[Collection entries]
>>>
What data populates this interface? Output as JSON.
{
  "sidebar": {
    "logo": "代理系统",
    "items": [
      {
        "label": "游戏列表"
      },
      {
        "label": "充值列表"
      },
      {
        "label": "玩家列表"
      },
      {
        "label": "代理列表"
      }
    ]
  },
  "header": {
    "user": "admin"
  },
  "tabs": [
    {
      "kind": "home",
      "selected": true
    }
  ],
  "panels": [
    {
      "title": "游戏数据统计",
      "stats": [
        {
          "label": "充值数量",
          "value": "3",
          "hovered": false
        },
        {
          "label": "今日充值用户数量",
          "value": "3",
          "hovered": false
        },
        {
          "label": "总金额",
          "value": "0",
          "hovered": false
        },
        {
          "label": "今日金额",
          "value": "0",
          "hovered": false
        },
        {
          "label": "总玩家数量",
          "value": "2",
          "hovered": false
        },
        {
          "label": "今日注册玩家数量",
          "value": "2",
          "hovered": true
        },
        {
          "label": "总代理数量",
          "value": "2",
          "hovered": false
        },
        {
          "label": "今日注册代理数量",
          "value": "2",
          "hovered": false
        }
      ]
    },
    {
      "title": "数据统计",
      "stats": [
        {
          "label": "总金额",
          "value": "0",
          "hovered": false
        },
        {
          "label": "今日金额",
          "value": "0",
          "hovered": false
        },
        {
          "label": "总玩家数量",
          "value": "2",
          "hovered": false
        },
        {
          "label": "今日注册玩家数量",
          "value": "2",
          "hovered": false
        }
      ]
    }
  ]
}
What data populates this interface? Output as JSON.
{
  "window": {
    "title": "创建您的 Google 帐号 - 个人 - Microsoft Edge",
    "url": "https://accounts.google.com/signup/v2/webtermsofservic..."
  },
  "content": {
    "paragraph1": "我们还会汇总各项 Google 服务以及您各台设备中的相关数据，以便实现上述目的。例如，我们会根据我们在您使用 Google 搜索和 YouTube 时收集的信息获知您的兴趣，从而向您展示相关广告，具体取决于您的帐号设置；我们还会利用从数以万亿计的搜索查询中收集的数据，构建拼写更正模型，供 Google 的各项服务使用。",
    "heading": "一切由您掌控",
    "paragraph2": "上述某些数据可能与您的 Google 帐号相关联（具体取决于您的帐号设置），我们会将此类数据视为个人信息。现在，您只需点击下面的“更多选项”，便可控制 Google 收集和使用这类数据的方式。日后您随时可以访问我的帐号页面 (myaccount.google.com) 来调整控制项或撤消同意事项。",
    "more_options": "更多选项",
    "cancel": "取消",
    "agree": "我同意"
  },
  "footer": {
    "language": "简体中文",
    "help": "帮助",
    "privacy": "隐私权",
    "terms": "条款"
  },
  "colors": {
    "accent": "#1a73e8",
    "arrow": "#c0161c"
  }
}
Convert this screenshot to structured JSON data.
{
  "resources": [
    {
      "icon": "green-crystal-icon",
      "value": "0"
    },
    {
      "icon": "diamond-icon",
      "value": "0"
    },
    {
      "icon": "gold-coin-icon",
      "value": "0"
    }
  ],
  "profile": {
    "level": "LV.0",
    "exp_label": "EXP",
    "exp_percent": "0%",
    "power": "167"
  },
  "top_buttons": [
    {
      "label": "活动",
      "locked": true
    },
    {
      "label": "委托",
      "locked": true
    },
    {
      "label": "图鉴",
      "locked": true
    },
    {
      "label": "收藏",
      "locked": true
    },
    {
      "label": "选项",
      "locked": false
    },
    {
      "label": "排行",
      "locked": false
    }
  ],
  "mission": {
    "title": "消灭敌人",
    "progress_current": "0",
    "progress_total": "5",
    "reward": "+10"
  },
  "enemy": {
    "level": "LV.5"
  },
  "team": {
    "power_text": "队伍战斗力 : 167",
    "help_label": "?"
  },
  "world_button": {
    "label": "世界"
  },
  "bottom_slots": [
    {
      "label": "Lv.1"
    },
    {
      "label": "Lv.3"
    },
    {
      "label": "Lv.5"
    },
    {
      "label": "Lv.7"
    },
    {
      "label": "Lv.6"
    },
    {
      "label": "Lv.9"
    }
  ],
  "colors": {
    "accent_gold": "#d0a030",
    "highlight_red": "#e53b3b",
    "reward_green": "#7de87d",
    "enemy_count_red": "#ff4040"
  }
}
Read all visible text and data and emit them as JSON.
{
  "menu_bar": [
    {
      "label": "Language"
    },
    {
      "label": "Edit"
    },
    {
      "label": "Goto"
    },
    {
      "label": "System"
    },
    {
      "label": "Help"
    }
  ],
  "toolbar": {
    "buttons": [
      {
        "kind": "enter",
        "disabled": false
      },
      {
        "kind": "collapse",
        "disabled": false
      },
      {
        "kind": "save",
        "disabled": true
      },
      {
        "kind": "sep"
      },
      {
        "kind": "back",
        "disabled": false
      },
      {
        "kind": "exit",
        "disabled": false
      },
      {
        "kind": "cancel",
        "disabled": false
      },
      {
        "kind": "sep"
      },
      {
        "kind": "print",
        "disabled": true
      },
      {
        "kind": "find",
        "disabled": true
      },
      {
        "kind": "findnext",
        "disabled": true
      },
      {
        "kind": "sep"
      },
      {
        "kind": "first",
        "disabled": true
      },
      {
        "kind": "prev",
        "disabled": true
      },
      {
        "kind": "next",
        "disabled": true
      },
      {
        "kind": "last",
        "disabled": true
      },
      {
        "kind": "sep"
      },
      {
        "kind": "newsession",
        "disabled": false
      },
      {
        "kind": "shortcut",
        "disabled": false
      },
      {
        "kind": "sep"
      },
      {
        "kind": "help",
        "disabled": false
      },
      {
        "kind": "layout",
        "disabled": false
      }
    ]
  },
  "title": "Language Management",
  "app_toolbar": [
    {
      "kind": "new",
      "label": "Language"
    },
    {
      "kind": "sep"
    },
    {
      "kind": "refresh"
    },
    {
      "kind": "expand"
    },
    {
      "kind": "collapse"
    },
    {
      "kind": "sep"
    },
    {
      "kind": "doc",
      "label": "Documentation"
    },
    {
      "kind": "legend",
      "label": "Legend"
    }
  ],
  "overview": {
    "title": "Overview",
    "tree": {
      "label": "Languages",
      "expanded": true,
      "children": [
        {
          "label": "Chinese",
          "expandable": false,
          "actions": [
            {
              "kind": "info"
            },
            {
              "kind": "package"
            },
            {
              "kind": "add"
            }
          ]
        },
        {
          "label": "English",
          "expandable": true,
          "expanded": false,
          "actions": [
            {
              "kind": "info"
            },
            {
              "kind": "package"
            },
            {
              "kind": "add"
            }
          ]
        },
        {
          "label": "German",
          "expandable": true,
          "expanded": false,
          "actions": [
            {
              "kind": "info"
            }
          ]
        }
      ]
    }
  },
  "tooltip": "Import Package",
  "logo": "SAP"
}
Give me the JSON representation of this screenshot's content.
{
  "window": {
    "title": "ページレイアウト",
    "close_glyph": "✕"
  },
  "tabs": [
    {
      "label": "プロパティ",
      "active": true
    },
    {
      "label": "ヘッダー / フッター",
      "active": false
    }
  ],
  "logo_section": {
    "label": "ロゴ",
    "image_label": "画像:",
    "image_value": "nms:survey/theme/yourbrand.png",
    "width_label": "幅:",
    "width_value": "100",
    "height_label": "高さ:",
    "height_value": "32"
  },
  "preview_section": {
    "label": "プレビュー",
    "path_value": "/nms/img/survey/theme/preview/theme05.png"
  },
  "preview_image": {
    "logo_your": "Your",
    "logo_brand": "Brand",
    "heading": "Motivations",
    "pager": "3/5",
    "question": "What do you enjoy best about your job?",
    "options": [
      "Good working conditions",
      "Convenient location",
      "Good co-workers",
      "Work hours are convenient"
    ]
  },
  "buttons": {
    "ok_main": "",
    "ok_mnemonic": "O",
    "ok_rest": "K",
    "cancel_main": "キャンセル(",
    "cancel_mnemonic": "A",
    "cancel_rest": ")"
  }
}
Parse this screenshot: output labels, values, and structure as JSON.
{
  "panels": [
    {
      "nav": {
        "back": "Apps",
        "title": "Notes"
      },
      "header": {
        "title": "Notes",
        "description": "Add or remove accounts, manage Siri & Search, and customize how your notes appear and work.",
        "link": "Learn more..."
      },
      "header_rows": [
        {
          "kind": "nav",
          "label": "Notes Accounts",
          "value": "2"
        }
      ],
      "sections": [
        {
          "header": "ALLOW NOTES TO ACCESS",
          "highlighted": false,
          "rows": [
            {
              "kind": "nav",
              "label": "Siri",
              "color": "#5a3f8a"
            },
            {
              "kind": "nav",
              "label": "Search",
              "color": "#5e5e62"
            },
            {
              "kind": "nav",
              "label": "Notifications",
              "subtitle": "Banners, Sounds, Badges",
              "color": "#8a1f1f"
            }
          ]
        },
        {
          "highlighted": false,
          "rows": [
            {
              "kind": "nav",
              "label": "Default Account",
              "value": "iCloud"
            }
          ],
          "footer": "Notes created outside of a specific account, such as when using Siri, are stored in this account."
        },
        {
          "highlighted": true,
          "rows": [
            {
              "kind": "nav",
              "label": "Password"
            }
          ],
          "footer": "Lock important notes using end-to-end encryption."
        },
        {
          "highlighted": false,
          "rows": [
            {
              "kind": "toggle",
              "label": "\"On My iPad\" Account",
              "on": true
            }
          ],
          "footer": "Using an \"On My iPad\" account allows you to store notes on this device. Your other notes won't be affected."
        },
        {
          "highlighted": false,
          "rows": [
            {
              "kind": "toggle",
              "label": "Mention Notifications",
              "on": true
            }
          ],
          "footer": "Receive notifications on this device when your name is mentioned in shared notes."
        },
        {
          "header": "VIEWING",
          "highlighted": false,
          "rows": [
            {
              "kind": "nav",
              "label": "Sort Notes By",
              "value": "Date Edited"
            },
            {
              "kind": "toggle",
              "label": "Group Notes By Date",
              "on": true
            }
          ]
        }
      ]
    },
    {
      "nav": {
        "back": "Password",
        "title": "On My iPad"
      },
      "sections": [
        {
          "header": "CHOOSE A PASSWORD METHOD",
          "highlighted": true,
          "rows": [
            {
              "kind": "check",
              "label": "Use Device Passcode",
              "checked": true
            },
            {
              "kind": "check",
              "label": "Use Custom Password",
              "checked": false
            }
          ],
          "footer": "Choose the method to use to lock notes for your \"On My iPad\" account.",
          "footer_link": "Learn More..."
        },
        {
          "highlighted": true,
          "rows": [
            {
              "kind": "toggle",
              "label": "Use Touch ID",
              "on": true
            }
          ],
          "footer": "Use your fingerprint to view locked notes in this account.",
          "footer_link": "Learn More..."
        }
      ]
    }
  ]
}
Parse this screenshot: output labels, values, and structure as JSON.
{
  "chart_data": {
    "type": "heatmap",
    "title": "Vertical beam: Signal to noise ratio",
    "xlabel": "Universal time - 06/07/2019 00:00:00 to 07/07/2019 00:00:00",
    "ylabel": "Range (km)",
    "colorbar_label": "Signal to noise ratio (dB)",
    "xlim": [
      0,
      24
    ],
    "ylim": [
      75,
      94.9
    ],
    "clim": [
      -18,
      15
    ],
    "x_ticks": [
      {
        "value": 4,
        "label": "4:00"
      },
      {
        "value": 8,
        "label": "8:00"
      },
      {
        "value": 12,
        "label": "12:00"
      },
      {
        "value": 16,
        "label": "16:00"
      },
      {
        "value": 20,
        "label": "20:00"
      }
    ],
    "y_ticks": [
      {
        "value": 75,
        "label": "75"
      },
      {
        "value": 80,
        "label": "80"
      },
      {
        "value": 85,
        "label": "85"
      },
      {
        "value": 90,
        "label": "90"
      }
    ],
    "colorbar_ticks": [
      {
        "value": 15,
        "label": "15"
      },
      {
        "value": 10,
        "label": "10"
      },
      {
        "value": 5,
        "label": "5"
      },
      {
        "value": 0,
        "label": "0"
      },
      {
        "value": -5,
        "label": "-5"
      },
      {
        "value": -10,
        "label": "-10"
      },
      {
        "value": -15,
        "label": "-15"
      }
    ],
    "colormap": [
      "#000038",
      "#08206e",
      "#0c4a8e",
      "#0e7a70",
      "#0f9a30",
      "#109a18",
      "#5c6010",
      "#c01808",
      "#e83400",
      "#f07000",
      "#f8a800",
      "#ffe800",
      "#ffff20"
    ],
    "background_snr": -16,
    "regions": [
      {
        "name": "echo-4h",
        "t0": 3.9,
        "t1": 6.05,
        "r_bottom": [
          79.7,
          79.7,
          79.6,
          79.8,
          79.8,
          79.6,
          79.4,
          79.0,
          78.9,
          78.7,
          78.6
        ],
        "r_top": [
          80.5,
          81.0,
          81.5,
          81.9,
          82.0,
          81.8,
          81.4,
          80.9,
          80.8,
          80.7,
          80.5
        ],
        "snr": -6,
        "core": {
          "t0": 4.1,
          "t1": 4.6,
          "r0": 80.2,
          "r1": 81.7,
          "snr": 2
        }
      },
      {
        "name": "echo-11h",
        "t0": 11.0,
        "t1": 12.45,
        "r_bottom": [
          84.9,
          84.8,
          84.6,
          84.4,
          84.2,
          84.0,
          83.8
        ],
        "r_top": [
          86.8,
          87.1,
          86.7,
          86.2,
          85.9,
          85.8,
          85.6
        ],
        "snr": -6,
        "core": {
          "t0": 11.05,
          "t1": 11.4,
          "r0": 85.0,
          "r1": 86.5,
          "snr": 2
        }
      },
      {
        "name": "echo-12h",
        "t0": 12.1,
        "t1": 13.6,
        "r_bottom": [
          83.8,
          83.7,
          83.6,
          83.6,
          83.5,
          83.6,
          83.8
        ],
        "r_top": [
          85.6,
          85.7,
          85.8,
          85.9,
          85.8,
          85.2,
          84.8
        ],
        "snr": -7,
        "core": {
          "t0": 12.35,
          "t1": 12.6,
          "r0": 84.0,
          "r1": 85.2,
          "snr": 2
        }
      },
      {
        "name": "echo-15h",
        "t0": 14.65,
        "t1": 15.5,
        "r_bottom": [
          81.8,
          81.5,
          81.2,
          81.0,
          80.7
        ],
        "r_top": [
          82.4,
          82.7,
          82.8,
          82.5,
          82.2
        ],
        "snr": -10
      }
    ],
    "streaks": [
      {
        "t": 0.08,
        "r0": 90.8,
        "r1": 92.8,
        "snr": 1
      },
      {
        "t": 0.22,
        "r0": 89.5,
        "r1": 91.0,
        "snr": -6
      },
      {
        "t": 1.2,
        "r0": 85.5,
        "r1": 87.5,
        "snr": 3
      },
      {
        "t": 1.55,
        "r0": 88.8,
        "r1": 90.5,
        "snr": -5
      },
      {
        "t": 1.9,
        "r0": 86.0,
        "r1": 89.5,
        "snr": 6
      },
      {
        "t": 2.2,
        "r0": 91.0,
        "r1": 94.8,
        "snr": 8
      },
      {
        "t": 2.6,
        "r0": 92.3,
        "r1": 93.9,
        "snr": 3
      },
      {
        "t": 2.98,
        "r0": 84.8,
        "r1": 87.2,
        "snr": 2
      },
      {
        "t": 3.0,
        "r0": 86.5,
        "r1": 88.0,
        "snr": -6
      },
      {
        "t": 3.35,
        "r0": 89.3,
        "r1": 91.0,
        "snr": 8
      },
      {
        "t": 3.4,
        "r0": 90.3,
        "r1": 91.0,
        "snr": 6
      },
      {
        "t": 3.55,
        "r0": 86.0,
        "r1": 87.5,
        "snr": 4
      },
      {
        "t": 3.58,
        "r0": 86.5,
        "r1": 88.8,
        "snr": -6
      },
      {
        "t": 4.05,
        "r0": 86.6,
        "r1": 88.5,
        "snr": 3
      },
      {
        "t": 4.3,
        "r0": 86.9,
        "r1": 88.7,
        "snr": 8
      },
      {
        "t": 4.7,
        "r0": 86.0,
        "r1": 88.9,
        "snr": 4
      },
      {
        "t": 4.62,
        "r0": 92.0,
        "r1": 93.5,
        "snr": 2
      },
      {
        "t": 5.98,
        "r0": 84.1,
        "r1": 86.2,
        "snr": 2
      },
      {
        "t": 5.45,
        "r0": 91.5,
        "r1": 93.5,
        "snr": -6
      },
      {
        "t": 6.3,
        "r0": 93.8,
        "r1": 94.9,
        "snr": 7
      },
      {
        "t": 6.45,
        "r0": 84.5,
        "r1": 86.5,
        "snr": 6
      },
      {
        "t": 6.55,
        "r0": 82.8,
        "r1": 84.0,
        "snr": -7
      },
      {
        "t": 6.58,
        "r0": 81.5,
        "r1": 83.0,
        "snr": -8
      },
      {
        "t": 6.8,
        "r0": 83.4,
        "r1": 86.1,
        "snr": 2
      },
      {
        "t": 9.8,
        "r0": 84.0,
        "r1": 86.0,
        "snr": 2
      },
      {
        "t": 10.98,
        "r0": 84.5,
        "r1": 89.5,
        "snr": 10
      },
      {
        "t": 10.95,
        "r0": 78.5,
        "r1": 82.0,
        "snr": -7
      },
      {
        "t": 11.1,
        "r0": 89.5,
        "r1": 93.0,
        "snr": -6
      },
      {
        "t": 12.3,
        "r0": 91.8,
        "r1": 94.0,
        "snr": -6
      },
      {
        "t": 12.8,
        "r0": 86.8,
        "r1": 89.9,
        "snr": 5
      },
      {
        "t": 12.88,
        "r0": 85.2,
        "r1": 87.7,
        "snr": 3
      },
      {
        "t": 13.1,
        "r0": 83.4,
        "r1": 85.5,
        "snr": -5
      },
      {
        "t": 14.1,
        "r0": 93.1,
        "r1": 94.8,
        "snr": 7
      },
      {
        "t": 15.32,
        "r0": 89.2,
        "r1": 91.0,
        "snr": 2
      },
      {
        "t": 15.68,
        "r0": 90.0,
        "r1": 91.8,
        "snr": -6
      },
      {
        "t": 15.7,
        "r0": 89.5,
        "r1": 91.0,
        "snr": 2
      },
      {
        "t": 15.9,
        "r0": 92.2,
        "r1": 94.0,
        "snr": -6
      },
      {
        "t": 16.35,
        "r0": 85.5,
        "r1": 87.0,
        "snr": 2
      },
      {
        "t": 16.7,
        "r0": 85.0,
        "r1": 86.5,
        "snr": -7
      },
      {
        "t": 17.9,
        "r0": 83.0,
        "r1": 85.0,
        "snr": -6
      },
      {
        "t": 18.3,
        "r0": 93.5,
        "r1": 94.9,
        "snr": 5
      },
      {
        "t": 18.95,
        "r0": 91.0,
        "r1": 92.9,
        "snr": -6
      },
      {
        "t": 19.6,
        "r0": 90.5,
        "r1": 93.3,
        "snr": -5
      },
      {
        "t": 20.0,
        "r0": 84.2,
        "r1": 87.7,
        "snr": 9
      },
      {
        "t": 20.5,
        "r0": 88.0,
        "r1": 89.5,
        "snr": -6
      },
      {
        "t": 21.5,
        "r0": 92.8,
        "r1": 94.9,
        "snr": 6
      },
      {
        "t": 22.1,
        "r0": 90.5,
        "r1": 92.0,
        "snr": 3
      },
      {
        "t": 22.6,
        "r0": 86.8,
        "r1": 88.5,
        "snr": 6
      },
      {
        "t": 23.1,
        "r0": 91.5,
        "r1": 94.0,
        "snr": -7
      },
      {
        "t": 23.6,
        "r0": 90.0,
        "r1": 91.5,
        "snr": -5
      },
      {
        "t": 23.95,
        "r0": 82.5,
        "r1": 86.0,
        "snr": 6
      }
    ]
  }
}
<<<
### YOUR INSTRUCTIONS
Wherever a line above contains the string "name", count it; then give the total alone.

### YOUR RESPONSE
5